**Records for this task:**
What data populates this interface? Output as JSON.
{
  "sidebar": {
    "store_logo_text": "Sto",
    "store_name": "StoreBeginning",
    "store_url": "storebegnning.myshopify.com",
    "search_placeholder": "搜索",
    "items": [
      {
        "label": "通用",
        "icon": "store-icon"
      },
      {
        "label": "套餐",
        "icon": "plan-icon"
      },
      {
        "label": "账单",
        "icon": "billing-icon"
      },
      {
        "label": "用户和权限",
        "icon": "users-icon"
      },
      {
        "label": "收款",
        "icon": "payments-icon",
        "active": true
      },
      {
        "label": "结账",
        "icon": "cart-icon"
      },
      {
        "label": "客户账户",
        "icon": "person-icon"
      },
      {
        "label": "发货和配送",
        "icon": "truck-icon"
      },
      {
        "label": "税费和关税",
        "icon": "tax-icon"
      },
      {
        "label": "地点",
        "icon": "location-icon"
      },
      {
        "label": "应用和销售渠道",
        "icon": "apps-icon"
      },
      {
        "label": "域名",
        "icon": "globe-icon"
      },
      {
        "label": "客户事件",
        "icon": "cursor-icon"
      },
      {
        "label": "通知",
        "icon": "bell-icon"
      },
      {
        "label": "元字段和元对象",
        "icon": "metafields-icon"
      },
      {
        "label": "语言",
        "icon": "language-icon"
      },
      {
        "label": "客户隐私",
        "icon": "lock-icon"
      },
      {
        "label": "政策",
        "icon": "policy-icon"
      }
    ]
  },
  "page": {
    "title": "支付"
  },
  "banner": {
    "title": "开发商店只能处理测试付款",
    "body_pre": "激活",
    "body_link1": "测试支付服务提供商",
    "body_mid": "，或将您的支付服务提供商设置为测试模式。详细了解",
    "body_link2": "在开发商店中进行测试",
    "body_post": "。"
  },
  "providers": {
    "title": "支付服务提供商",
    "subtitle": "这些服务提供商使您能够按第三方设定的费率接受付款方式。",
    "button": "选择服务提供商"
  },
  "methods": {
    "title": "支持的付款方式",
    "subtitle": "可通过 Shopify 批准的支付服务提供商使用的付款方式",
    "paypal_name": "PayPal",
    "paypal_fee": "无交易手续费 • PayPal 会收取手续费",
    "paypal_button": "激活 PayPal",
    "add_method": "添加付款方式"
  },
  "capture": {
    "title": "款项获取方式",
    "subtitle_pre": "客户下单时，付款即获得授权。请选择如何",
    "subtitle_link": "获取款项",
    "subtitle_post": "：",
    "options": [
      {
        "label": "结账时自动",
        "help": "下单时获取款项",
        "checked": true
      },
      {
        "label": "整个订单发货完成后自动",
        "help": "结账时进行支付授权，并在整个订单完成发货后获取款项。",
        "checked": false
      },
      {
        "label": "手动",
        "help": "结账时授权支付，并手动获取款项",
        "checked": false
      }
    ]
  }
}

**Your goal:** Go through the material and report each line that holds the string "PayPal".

**Result:**
    "paypal_name": "PayPal",
    "paypal_fee": "无交易手续费 • PayPal 会收取手续费",
    "paypal_button": "激活 PayPal",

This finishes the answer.